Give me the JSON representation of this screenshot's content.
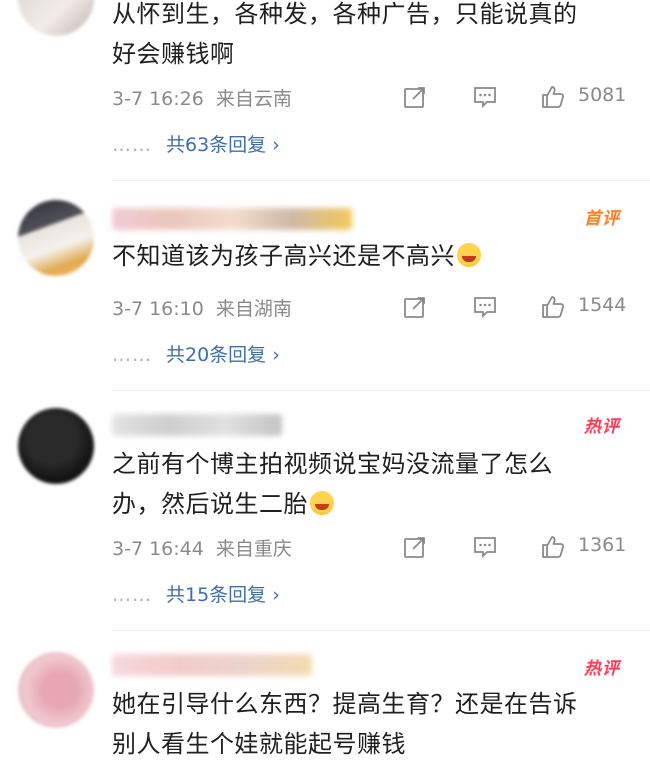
{
  "comments": [
    {
      "badge": "",
      "text_lines": [
        "从怀到生，各种发，各种广告，只能说真的",
        "好会赚钱啊"
      ],
      "time": "3-7 16:26",
      "location": "来自云南",
      "likes": "5081",
      "replies": "共63条回复 ›",
      "reply_prefix": "……"
    },
    {
      "badge": "首评",
      "text_lines": [
        "不知道该为孩子高兴还是不高兴"
      ],
      "time": "3-7 16:10",
      "location": "来自湖南",
      "likes": "1544",
      "replies": "共20条回复 ›",
      "reply_prefix": "……"
    },
    {
      "badge": "热评",
      "text_lines": [
        "之前有个博主拍视频说宝妈没流量了怎么",
        "办，然后说生二胎"
      ],
      "time": "3-7 16:44",
      "location": "来自重庆",
      "likes": "1361",
      "replies": "共15条回复 ›",
      "reply_prefix": "……"
    },
    {
      "badge": "热评",
      "text_lines": [
        "她在引导什么东西？提高生育？还是在告诉",
        "别人看生个娃就能起号赚钱"
      ],
      "time": "",
      "location": "",
      "likes": "",
      "replies": "",
      "reply_prefix": ""
    }
  ],
  "icons": {
    "share": "share-icon",
    "comment": "comment-icon",
    "like": "thumbs-up-icon",
    "emoji": "laughing-emoji-icon"
  },
  "colors": {
    "link": "#3f6ea8",
    "meta": "#8a8a8a",
    "badge_first": "#ff7d1f",
    "badge_hot": "#ff3b54"
  }
}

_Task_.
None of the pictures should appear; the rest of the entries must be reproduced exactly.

_Completed task_.
Give me the JSON representation of this screenshot's content.
{
  "comments": [
    {
      "badge": "",
      "text_lines": [
        "从怀到生，各种发，各种广告，只能说真的",
        "好会赚钱啊"
      ],
      "time": "3-7 16:26",
      "location": "来自云南",
      "likes": "5081",
      "replies": "共63条回复 ›",
      "reply_prefix": "……"
    },
    {
      "badge": "首评",
      "text_lines": [
        "不知道该为孩子高兴还是不高兴"
      ],
      "time": "3-7 16:10",
      "location": "来自湖南",
      "likes": "1544",
      "replies": "共20条回复 ›",
      "reply_prefix": "……"
    },
    {
      "badge": "热评",
      "text_lines": [
        "之前有个博主拍视频说宝妈没流量了怎么",
        "办，然后说生二胎"
      ],
      "time": "3-7 16:44",
      "location": "来自重庆",
      "likes": "1361",
      "replies": "共15条回复 ›",
      "reply_prefix": "……"
    },
    {
      "badge": "热评",
      "text_lines": [
        "她在引导什么东西？提高生育？还是在告诉",
        "别人看生个娃就能起号赚钱"
      ],
      "time": "",
      "location": "",
      "likes": "",
      "replies": "",
      "reply_prefix": ""
    }
  ],
  "icons": {
    "share": "share-icon",
    "comment": "comment-icon",
    "like": "thumbs-up-icon",
    "emoji": "laughing-emoji-icon"
  },
  "colors": {
    "link": "#3f6ea8",
    "meta": "#8a8a8a",
    "badge_first": "#ff7d1f",
    "badge_hot": "#ff3b54"
  }
}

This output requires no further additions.